● WORK TO COMPLETE:
The answer must be an exact copy of the lines from the one with "Extract the structured" through the final line of the records below, with no pictures.

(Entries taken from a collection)
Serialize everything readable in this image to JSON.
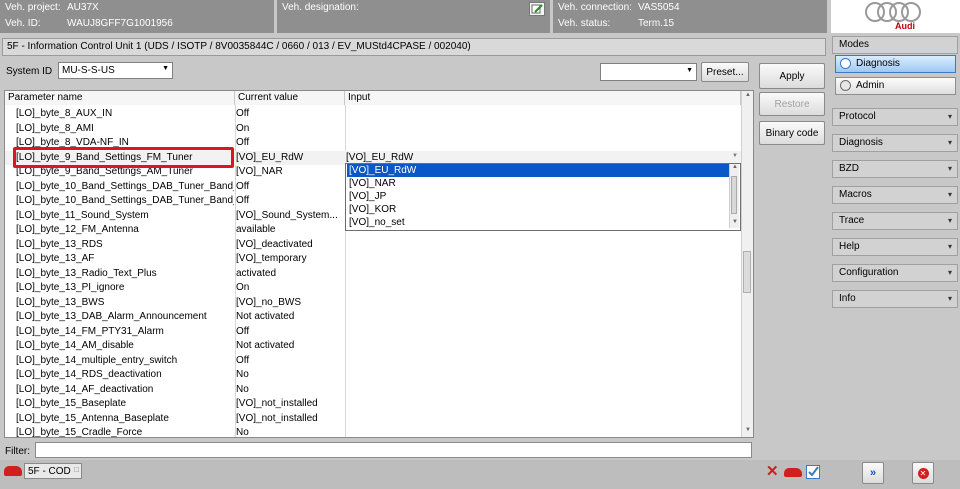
{
  "header": {
    "veh_project_label": "Veh. project:",
    "veh_project_value": "AU37X",
    "veh_id_label": "Veh. ID:",
    "veh_id_value": "WAUJ8GFF7G1001956",
    "veh_designation_label": "Veh. designation:",
    "veh_connection_label": "Veh. connection:",
    "veh_connection_value": "VAS5054",
    "veh_status_label": "Veh. status:",
    "veh_status_value": "Term.15",
    "brand": "Audi"
  },
  "breadcrumb": "5F - Information Control Unit 1  (UDS / ISOTP / 8V0035844C  / 0660 / 013 / EV_MUStd4CPASE / 002040)",
  "system_id": {
    "label": "System ID",
    "value": "MU-S-S-US"
  },
  "buttons": {
    "preset": "Preset...",
    "apply": "Apply",
    "restore": "Restore",
    "binary_code": "Binary code"
  },
  "table": {
    "headers": [
      "Parameter name",
      "Current value",
      "Input"
    ],
    "rows": [
      [
        "[LO]_byte_8_AUX_IN",
        "Off",
        ""
      ],
      [
        "[LO]_byte_8_AMI",
        "On",
        ""
      ],
      [
        "[LO]_byte_8_VDA-NF_IN",
        "Off",
        ""
      ],
      [
        "[LO]_byte_9_Band_Settings_FM_Tuner",
        "[VO]_EU_RdW",
        "[VO]_EU_RdW"
      ],
      [
        "[LO]_byte_9_Band_Settings_AM_Tuner",
        "[VO]_NAR",
        ""
      ],
      [
        "[LO]_byte_10_Band_Settings_DAB_Tuner_Band_...",
        "Off",
        ""
      ],
      [
        "[LO]_byte_10_Band_Settings_DAB_Tuner_Band_...",
        "Off",
        ""
      ],
      [
        "[LO]_byte_11_Sound_System",
        "[VO]_Sound_System...",
        ""
      ],
      [
        "[LO]_byte_12_FM_Antenna",
        "available",
        ""
      ],
      [
        "[LO]_byte_13_RDS",
        "[VO]_deactivated",
        ""
      ],
      [
        "[LO]_byte_13_AF",
        "[VO]_temporary",
        ""
      ],
      [
        "[LO]_byte_13_Radio_Text_Plus",
        "activated",
        ""
      ],
      [
        "[LO]_byte_13_PI_ignore",
        "On",
        ""
      ],
      [
        "[LO]_byte_13_BWS",
        "[VO]_no_BWS",
        ""
      ],
      [
        "[LO]_byte_13_DAB_Alarm_Announcement",
        "Not activated",
        ""
      ],
      [
        "[LO]_byte_14_FM_PTY31_Alarm",
        "Off",
        ""
      ],
      [
        "[LO]_byte_14_AM_disable",
        "Not activated",
        ""
      ],
      [
        "[LO]_byte_14_multiple_entry_switch",
        "Off",
        ""
      ],
      [
        "[LO]_byte_14_RDS_deactivation",
        "No",
        ""
      ],
      [
        "[LO]_byte_14_AF_deactivation",
        "No",
        ""
      ],
      [
        "[LO]_byte_15_Baseplate",
        "[VO]_not_installed",
        ""
      ],
      [
        "[LO]_byte_15_Antenna_Baseplate",
        "[VO]_not_installed",
        ""
      ],
      [
        "[LO]_byte_15_Cradle_Force",
        "No",
        ""
      ]
    ]
  },
  "dropdown_options": [
    "[VO]_EU_RdW",
    "[VO]_NAR",
    "[VO]_JP",
    "[VO]_KOR",
    "[VO]_no_set"
  ],
  "filter_label": "Filter:",
  "sidebar": {
    "modes": "Modes",
    "diagnosis_mode": "Diagnosis",
    "admin_mode": "Admin",
    "menus": [
      "Protocol",
      "Diagnosis",
      "BZD",
      "Macros",
      "Trace",
      "Help",
      "Configuration",
      "Info"
    ]
  },
  "footer": {
    "tab": "5F - COD"
  },
  "colors": {
    "highlight_box": "#e0141e",
    "selected_item": "#0a58c8"
  }
}
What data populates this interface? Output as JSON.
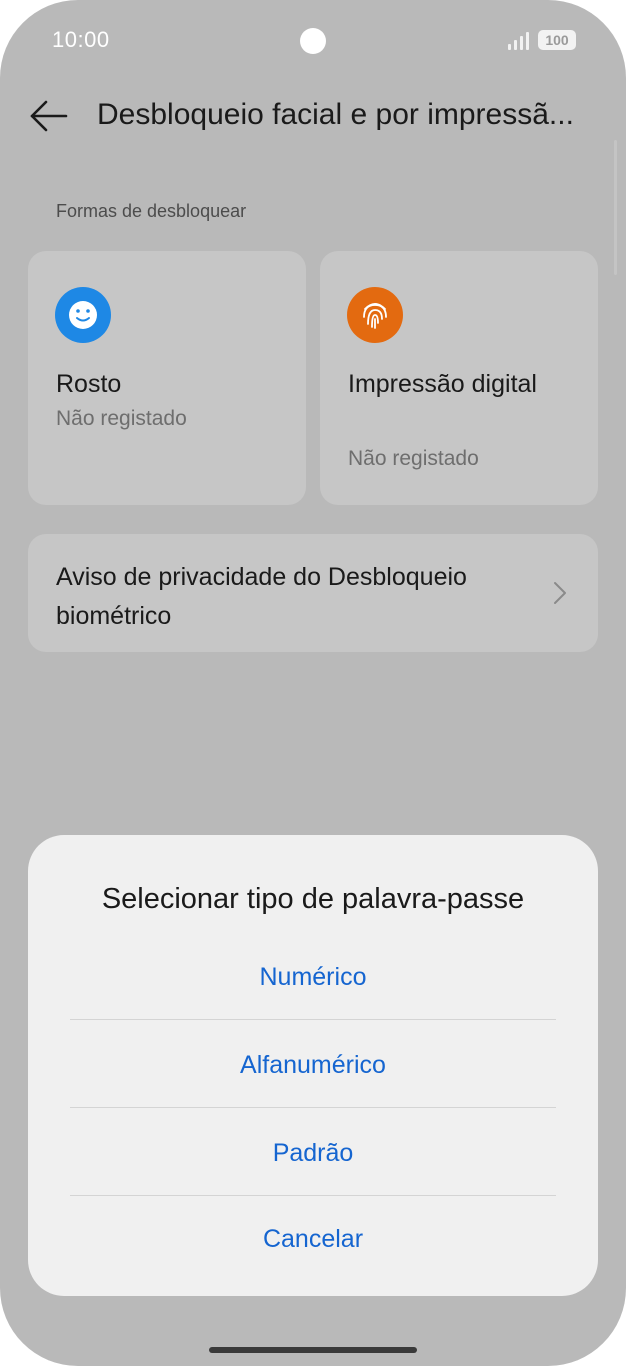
{
  "status_bar": {
    "time": "10:00",
    "battery": "100",
    "signal_icon": "signal-bars-icon",
    "camera_icon": "front-camera-icon"
  },
  "header": {
    "back_icon": "arrow-left-icon",
    "title": "Desbloqueio facial e por impressã..."
  },
  "section": {
    "label": "Formas de desbloquear"
  },
  "unlock_methods": [
    {
      "icon": "face-icon",
      "icon_color": "#1e88e5",
      "title": "Rosto",
      "status": "Não registado"
    },
    {
      "icon": "fingerprint-icon",
      "icon_color": "#e36a10",
      "title": "Impressão digital",
      "status": "Não registado"
    }
  ],
  "privacy": {
    "label": "Aviso de privacidade do Desbloqueio biométrico",
    "chevron_icon": "chevron-right-icon"
  },
  "dialog": {
    "title": "Selecionar tipo de palavra-passe",
    "options": [
      "Numérico",
      "Alfanumérico",
      "Padrão",
      "Cancelar"
    ],
    "option_color": "#1565d0"
  }
}
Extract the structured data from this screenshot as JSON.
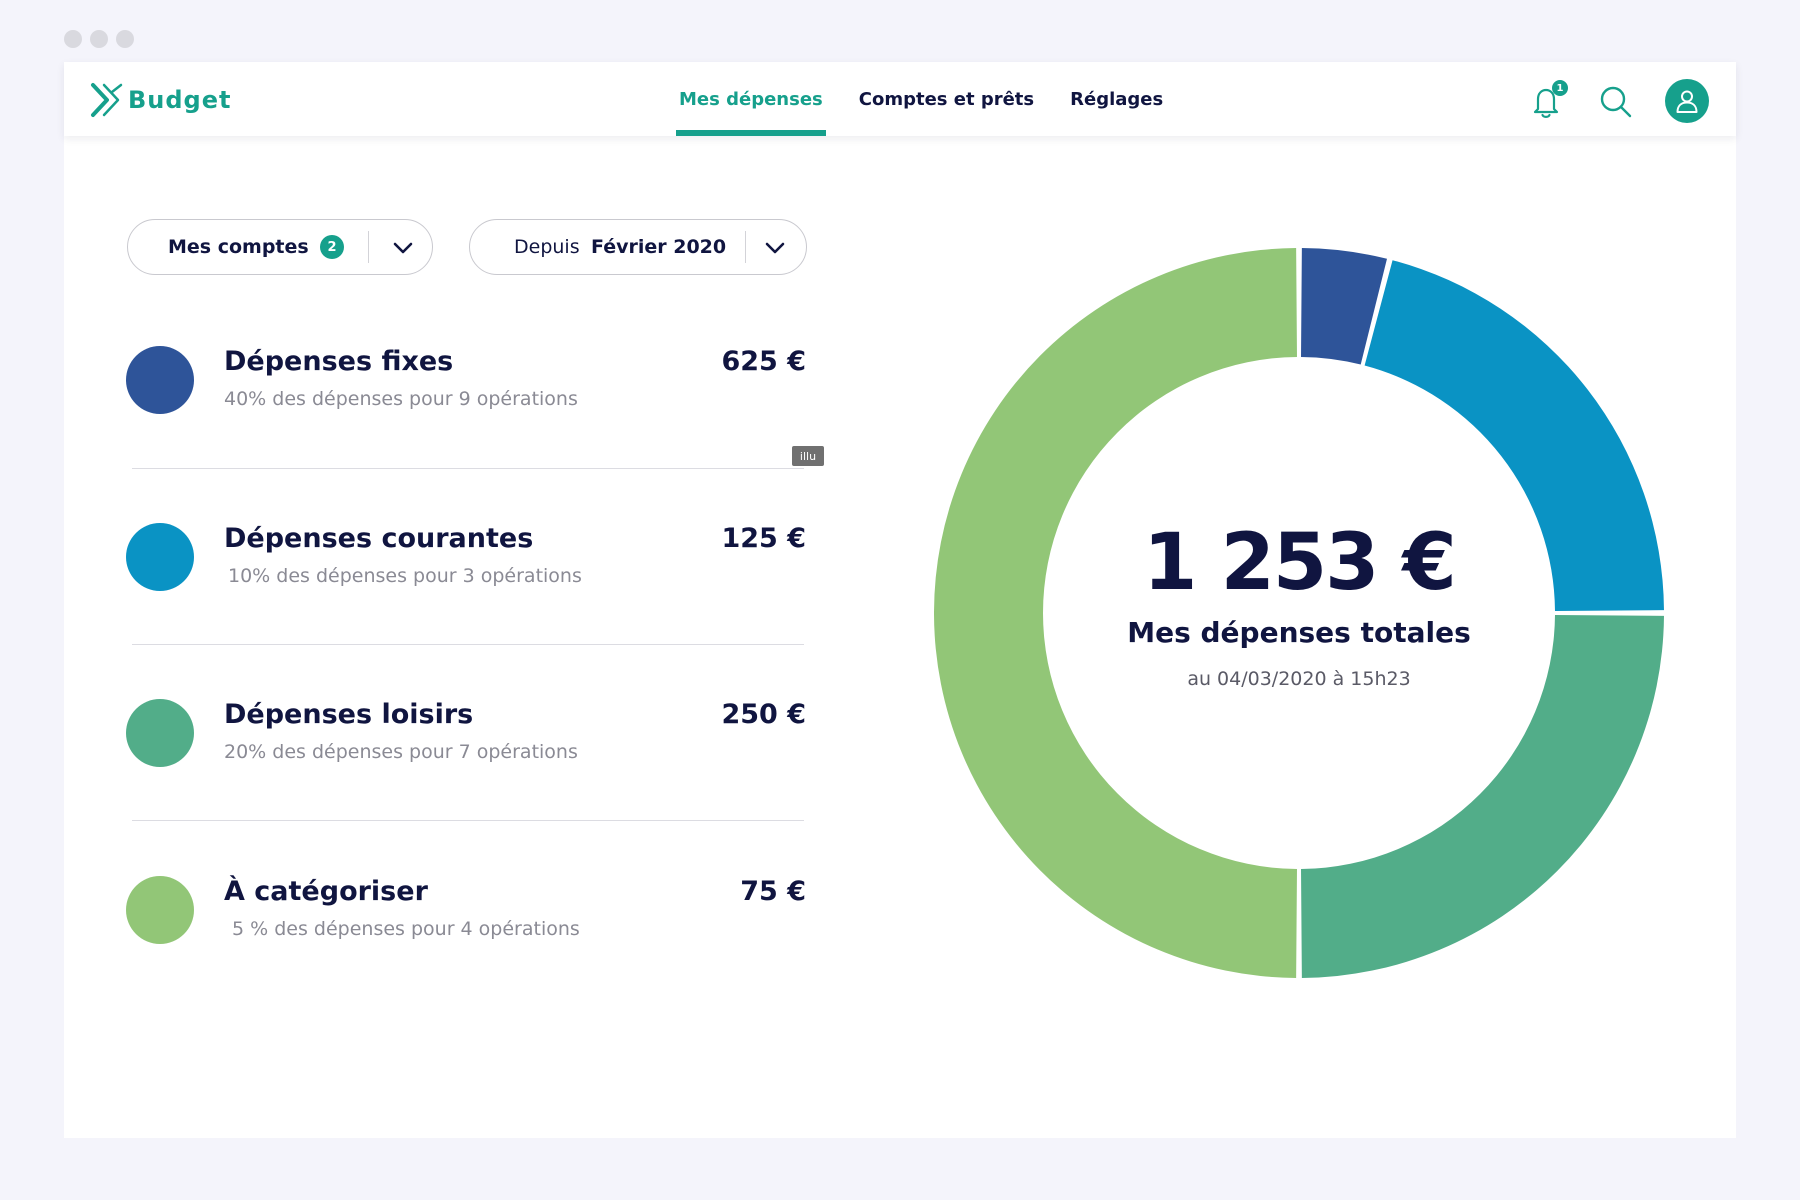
{
  "app": {
    "name": "Budget"
  },
  "nav": {
    "items": [
      {
        "label": "Mes dépenses",
        "active": true
      },
      {
        "label": "Comptes et prêts",
        "active": false
      },
      {
        "label": "Réglages",
        "active": false
      }
    ]
  },
  "header": {
    "notification_count": "1"
  },
  "filters": {
    "accounts": {
      "label": "Mes comptes",
      "count": "2"
    },
    "period": {
      "prefix": "Depuis",
      "value": "Février 2020"
    }
  },
  "categories": [
    {
      "title": "Dépenses fixes",
      "subtitle": "40% des dépenses pour  9 opérations",
      "amount": "625 €",
      "color": "#2e5499"
    },
    {
      "title": "Dépenses courantes",
      "subtitle": "10% des dépenses pour  3 opérations",
      "amount": "125 €",
      "color": "#0a93c4"
    },
    {
      "title": "Dépenses loisirs",
      "subtitle": "20% des dépenses pour  7 opérations",
      "amount": "250 €",
      "color": "#52ad89"
    },
    {
      "title": "À catégoriser",
      "subtitle": "5 % des dépenses pour  4 opérations",
      "amount": "75 €",
      "color": "#92c677"
    }
  ],
  "tag_label": "illu",
  "summary": {
    "total": "1 253 €",
    "label": "Mes dépenses totales",
    "date": "au 04/03/2020 à 15h23"
  },
  "chart_data": {
    "type": "pie",
    "categories": [
      "Dépenses fixes",
      "Dépenses courantes",
      "Dépenses loisirs",
      "À catégoriser"
    ],
    "values": [
      4,
      21,
      25,
      50
    ],
    "colors": [
      "#2e5499",
      "#0a93c4",
      "#52ad89",
      "#92c677"
    ]
  }
}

● WRITTEN REPLY:
Extract the structured data from this screenshot as JSON.
{
  "app": {
    "name": "Budget"
  },
  "nav": {
    "items": [
      {
        "label": "Mes dépenses",
        "active": true
      },
      {
        "label": "Comptes et prêts",
        "active": false
      },
      {
        "label": "Réglages",
        "active": false
      }
    ]
  },
  "header": {
    "notification_count": "1"
  },
  "filters": {
    "accounts": {
      "label": "Mes comptes",
      "count": "2"
    },
    "period": {
      "prefix": "Depuis",
      "value": "Février 2020"
    }
  },
  "categories": [
    {
      "title": "Dépenses fixes",
      "subtitle": "40% des dépenses pour  9 opérations",
      "amount": "625 €",
      "color": "#2e5499"
    },
    {
      "title": "Dépenses courantes",
      "subtitle": "10% des dépenses pour  3 opérations",
      "amount": "125 €",
      "color": "#0a93c4"
    },
    {
      "title": "Dépenses loisirs",
      "subtitle": "20% des dépenses pour  7 opérations",
      "amount": "250 €",
      "color": "#52ad89"
    },
    {
      "title": "À catégoriser",
      "subtitle": "5 % des dépenses pour  4 opérations",
      "amount": "75 €",
      "color": "#92c677"
    }
  ],
  "tag_label": "illu",
  "summary": {
    "total": "1 253 €",
    "label": "Mes dépenses totales",
    "date": "au 04/03/2020 à 15h23"
  },
  "chart_data": {
    "type": "pie",
    "categories": [
      "Dépenses fixes",
      "Dépenses courantes",
      "Dépenses loisirs",
      "À catégoriser"
    ],
    "values": [
      4,
      21,
      25,
      50
    ],
    "colors": [
      "#2e5499",
      "#0a93c4",
      "#52ad89",
      "#92c677"
    ]
  }
}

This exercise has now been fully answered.